Show all lines of the entries in which the word "title" is found.
===== Exercise inputs =====
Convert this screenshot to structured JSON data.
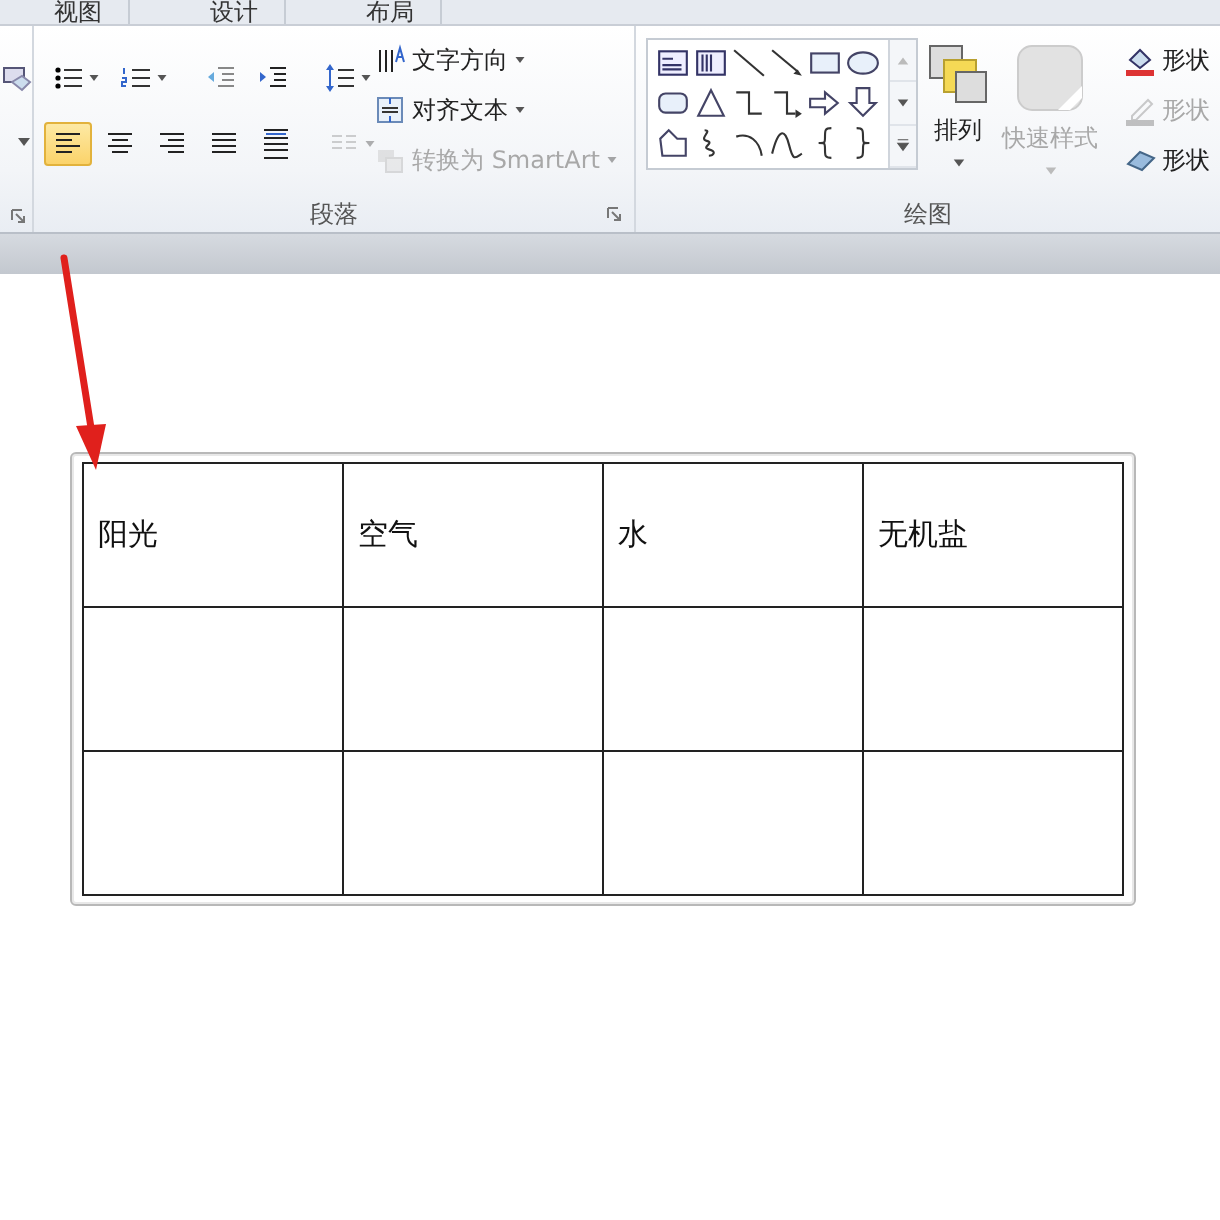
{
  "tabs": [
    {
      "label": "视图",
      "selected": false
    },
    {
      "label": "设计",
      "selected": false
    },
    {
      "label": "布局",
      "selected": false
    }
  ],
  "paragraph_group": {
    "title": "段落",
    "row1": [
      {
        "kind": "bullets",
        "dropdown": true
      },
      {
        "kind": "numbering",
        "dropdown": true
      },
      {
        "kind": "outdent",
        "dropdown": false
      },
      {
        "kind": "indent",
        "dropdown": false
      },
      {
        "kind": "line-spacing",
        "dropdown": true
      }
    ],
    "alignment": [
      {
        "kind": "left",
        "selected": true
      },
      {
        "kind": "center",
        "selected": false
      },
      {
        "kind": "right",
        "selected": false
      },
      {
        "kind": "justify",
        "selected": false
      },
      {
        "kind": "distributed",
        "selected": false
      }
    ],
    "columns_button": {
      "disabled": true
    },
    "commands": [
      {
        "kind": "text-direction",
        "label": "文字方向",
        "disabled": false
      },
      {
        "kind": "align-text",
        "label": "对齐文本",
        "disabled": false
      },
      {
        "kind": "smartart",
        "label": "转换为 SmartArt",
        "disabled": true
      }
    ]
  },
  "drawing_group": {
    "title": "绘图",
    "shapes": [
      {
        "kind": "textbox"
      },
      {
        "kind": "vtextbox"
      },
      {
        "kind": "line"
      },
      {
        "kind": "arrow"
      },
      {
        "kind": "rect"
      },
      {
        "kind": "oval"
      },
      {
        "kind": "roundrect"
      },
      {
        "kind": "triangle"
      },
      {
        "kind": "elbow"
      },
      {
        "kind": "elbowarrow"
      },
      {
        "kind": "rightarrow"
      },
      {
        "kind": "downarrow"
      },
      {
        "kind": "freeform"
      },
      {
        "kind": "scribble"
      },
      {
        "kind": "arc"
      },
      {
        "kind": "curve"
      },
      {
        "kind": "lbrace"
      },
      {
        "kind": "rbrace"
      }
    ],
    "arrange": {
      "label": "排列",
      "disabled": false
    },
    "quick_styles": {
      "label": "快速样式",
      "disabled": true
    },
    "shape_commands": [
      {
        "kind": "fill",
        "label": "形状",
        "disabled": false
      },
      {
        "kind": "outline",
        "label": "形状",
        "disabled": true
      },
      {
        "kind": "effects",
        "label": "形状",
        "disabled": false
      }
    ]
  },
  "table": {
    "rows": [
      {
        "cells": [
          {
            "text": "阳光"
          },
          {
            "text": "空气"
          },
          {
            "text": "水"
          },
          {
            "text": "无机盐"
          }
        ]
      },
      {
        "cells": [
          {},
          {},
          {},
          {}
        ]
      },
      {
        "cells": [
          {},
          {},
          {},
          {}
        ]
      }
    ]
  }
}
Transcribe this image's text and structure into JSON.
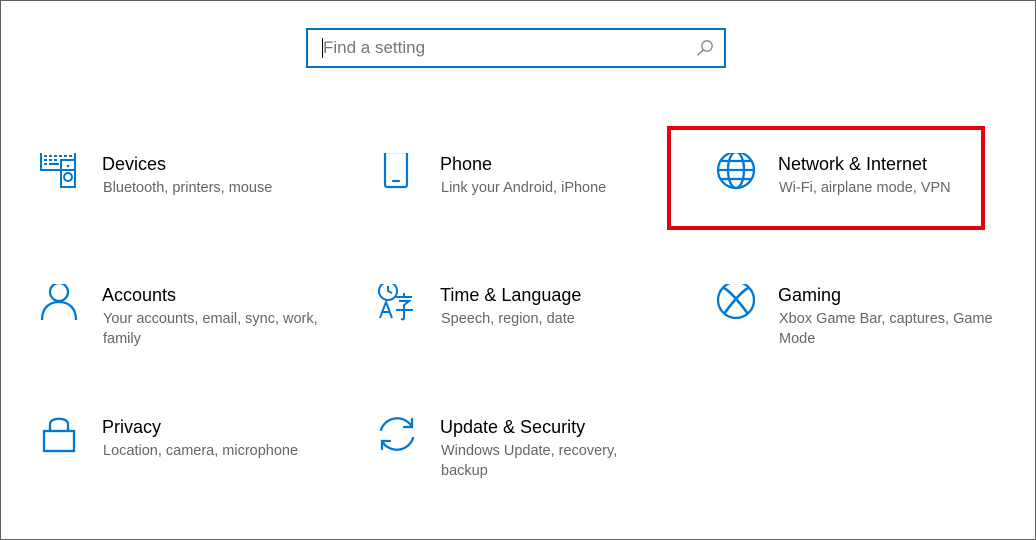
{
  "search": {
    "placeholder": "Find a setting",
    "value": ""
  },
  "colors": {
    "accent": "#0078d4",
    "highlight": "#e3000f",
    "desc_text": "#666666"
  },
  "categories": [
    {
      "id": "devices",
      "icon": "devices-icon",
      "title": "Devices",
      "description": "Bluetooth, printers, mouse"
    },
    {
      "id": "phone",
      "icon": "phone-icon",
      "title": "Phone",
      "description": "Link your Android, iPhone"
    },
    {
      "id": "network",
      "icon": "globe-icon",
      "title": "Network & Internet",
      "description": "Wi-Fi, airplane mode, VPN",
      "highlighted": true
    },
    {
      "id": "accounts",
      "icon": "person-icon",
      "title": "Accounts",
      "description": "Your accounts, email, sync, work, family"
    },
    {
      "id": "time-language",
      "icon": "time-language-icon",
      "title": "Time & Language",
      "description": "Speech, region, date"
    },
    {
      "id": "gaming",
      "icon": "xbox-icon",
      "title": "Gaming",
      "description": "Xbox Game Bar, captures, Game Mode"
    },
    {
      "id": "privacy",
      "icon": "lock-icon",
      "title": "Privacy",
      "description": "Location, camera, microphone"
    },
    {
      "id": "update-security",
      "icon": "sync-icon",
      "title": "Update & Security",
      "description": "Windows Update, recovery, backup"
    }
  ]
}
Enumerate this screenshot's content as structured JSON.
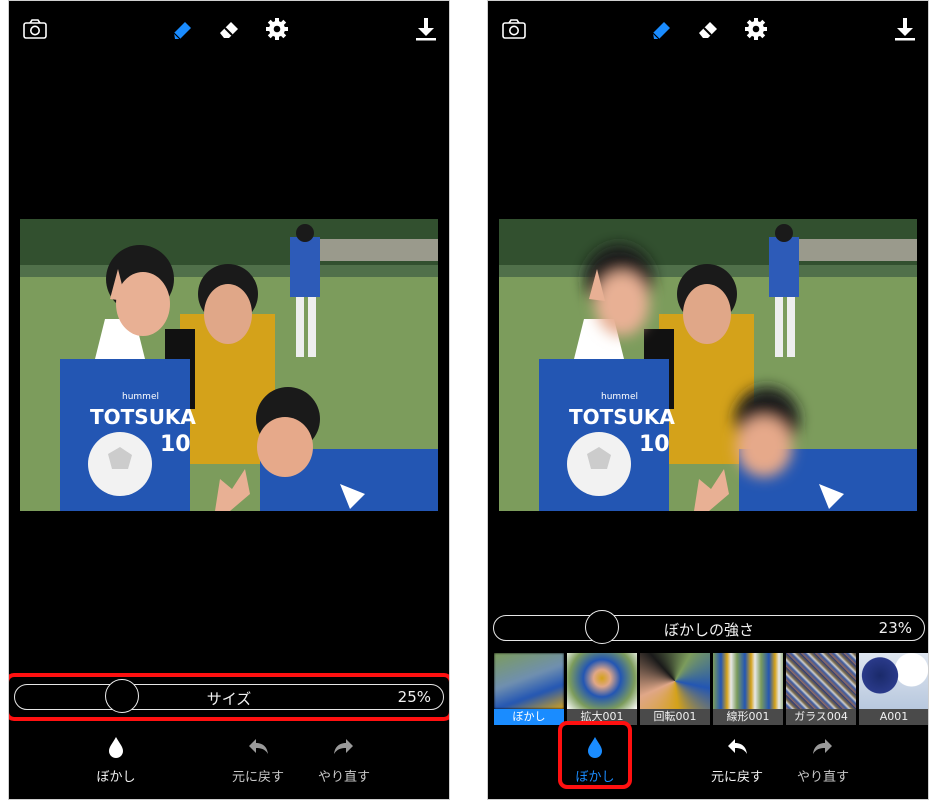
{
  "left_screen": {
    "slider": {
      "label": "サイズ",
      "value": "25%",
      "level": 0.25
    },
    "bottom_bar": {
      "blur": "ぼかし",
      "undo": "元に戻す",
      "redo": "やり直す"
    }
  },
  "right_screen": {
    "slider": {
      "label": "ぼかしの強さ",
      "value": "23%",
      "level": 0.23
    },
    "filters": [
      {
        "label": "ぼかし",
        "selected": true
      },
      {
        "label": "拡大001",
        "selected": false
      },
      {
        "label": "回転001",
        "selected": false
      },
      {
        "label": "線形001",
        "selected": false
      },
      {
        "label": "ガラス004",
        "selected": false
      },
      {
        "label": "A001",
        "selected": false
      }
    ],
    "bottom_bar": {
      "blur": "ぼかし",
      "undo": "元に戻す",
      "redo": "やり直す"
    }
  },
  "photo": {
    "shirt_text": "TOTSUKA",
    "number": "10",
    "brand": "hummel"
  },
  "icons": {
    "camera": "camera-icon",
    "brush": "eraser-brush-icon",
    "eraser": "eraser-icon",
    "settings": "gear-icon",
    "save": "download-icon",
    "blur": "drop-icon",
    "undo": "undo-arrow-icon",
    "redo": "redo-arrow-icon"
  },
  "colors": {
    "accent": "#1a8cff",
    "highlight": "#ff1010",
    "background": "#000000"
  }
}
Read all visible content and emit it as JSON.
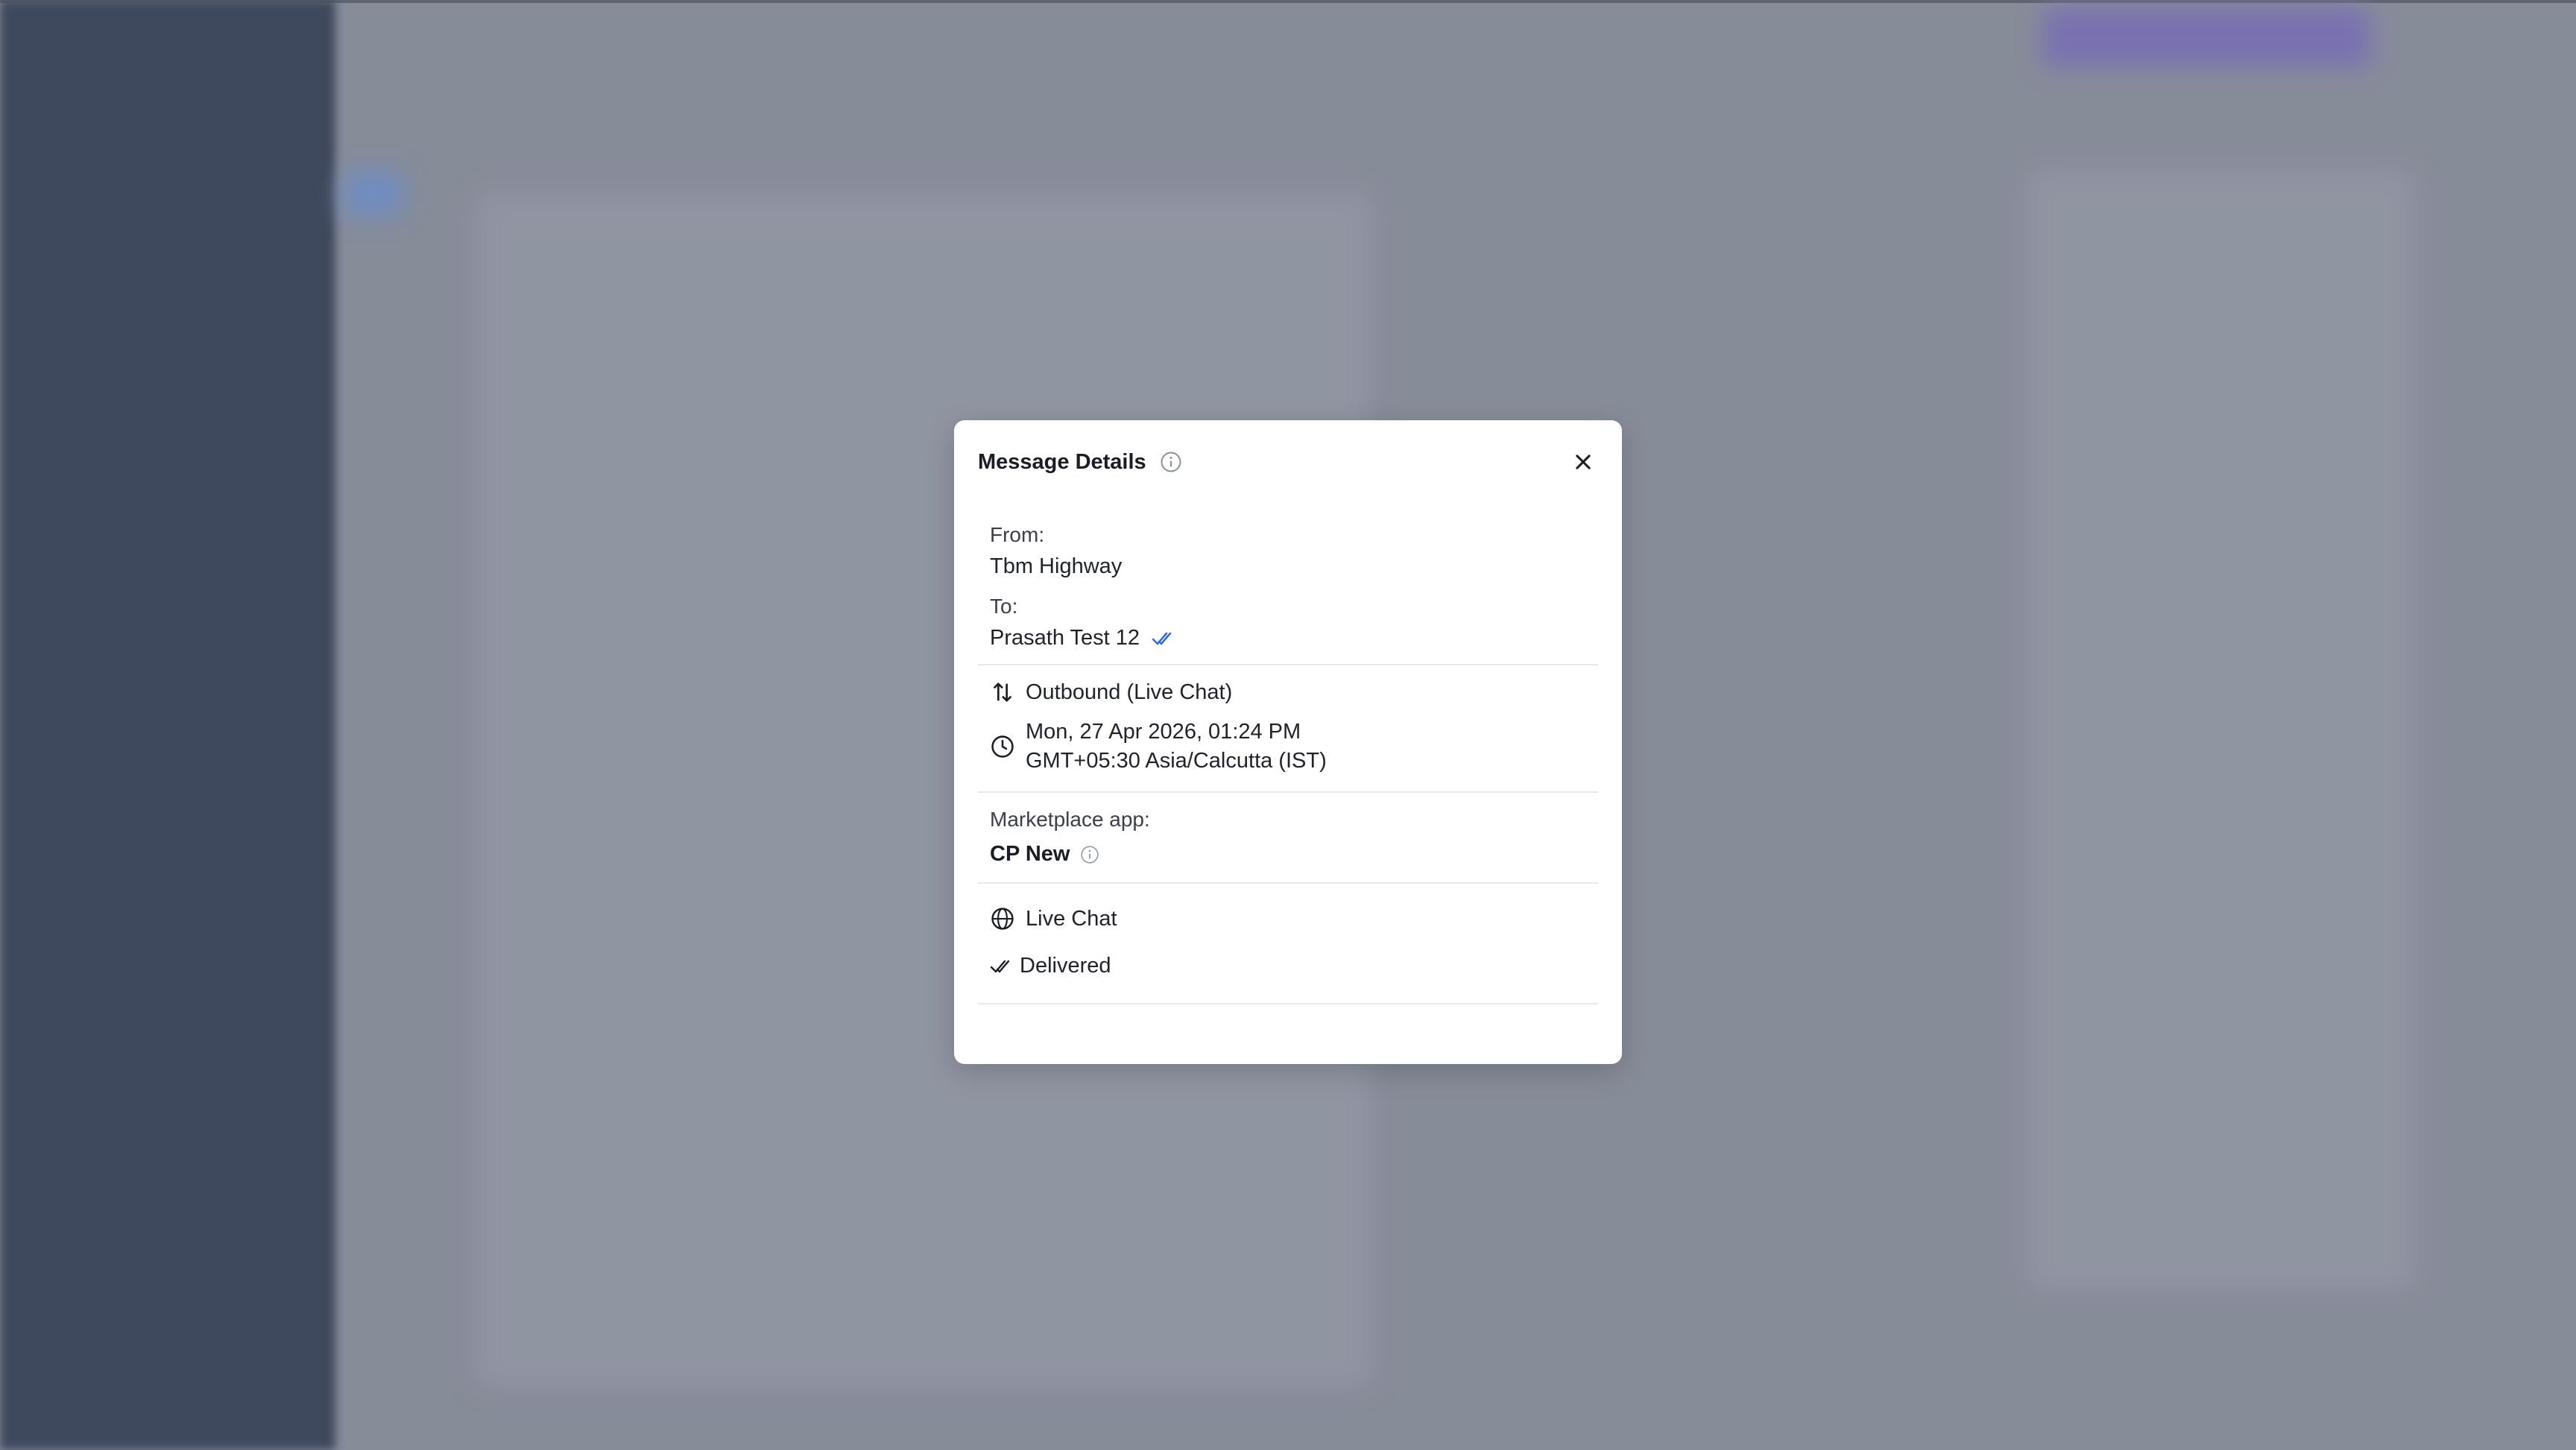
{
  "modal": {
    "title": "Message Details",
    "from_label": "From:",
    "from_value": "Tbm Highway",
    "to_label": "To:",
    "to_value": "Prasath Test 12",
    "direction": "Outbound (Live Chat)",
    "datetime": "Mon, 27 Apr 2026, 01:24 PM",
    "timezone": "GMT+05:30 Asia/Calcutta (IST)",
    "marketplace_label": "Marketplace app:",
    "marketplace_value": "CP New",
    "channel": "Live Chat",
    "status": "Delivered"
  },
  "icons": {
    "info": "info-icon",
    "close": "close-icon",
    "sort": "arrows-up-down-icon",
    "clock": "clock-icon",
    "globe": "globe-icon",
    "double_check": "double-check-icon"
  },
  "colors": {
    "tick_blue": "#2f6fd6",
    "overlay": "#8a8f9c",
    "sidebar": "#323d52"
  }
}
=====
### Exercise response
    "title": "段落",
    "title": "绘图",
      "title": "Devices",
      "title": "Phone",
      "title": "Network & Internet",
      "title": "Accounts",
      "title": "Time & Language",
      "title": "Gaming",
      "title": "Privacy",
      "title": "Update & Security",
    "title": "Message Details",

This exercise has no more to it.